→ **Task brief**: Every line containing the string "sort" is to be copied from the records.

╭──

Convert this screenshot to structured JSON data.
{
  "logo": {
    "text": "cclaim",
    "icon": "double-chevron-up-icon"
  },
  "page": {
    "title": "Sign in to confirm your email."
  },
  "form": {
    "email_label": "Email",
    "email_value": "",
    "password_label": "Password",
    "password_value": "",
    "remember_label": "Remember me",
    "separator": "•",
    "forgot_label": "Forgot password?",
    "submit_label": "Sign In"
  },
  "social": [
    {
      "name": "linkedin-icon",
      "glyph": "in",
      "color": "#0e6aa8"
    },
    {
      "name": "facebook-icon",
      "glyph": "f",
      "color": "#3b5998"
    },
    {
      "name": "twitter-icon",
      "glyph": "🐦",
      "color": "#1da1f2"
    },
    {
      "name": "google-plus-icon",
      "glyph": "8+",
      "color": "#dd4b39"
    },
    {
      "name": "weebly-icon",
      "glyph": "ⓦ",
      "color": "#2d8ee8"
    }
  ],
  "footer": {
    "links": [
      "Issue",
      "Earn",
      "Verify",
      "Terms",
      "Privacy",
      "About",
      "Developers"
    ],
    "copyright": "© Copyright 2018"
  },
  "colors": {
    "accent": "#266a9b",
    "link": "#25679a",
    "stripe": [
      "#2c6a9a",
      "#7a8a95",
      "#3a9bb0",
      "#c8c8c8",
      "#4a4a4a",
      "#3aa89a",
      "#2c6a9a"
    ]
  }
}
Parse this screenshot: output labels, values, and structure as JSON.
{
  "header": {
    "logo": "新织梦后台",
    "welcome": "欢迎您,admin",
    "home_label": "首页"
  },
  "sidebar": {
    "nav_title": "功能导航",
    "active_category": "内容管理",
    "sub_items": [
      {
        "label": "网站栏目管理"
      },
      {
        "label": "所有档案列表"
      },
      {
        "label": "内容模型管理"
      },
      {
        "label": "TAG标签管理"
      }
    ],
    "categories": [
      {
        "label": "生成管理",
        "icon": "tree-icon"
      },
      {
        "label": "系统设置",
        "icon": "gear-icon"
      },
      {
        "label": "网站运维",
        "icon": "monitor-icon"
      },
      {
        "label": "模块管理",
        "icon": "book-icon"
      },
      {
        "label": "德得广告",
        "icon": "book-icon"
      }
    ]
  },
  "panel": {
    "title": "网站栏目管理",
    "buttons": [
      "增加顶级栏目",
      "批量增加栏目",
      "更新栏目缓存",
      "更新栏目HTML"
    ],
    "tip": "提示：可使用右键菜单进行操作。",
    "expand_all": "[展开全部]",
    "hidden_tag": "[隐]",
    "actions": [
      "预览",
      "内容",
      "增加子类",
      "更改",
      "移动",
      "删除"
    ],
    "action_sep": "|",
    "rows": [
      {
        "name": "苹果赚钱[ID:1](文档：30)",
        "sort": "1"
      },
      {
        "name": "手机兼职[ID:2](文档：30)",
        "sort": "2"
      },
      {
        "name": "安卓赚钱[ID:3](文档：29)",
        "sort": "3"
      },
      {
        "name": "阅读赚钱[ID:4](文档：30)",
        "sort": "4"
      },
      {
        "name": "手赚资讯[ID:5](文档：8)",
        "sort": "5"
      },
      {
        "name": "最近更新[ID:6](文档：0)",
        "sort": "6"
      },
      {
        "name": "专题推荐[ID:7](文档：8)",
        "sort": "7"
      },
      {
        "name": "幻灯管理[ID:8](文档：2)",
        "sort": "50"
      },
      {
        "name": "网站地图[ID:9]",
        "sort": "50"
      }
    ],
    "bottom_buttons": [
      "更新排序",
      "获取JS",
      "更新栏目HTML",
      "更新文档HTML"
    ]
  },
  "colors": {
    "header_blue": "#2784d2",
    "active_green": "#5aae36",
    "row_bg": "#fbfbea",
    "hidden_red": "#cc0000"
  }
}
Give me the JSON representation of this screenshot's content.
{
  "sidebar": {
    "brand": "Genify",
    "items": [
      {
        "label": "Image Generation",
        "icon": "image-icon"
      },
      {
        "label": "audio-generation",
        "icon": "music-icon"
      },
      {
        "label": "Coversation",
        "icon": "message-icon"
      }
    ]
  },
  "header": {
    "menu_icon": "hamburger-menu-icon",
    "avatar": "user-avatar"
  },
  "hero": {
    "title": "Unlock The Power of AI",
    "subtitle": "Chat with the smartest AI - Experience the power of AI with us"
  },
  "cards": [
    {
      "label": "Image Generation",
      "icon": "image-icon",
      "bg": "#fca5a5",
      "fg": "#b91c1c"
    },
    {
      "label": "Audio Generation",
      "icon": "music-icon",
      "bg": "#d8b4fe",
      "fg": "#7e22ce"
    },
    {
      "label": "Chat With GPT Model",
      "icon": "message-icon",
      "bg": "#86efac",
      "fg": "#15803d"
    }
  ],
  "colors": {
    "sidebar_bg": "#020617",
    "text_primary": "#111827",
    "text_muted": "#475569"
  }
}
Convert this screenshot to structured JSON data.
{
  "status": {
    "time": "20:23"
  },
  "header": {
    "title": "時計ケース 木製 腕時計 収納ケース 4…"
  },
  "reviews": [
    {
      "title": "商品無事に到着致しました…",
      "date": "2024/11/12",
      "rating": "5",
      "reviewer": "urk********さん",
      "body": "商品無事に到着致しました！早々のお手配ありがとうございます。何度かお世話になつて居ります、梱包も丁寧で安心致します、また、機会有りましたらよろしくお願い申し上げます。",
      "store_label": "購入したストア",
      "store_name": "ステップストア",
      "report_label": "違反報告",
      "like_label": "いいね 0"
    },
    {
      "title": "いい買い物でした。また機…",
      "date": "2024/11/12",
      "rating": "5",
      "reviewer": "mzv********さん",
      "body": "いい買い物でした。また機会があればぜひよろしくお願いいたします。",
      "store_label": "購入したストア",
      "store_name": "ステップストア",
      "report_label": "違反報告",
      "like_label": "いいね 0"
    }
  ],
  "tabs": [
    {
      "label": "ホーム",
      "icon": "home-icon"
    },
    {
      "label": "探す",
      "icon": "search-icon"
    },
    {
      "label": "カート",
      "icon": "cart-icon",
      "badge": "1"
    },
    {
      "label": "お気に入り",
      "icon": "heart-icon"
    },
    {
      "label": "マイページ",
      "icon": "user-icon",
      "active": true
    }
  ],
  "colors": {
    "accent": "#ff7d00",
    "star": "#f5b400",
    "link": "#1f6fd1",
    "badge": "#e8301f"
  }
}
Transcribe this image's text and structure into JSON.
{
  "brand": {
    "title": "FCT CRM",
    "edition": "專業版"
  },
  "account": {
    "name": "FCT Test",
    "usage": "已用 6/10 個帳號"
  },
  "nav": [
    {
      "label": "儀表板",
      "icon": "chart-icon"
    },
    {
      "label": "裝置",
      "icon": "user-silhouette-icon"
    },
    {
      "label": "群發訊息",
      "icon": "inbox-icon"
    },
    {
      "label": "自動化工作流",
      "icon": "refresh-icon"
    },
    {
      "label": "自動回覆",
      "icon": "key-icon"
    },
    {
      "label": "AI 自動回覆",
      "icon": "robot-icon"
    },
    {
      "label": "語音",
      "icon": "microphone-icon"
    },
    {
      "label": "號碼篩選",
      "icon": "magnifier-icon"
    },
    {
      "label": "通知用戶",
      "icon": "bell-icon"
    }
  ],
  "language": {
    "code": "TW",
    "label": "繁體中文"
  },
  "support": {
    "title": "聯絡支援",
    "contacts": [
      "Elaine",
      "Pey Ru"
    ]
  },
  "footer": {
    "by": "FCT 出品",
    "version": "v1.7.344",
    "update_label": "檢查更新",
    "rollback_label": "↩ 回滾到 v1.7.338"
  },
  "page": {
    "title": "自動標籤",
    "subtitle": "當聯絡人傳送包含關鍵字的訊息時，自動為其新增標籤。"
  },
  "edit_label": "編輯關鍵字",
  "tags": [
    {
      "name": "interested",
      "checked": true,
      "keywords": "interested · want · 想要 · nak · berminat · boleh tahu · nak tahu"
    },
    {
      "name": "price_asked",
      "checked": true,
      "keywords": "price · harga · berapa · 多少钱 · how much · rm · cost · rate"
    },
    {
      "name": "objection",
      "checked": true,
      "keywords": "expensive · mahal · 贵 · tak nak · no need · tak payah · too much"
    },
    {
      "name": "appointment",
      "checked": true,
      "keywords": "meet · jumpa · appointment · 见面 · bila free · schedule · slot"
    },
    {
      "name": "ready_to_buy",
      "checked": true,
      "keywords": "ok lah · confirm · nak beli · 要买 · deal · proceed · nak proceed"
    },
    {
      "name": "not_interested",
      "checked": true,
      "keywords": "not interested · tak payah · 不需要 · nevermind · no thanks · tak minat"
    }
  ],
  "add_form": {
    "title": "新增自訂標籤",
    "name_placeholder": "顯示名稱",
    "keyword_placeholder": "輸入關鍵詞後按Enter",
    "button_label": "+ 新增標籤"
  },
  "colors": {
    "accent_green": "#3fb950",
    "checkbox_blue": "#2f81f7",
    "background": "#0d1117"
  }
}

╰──

→ **Your solution**:
        "sort": "1"
        "sort": "2"
        "sort": "3"
        "sort": "4"
        "sort": "5"
        "sort": "6"
        "sort": "7"
        "sort": "50"
        "sort": "50"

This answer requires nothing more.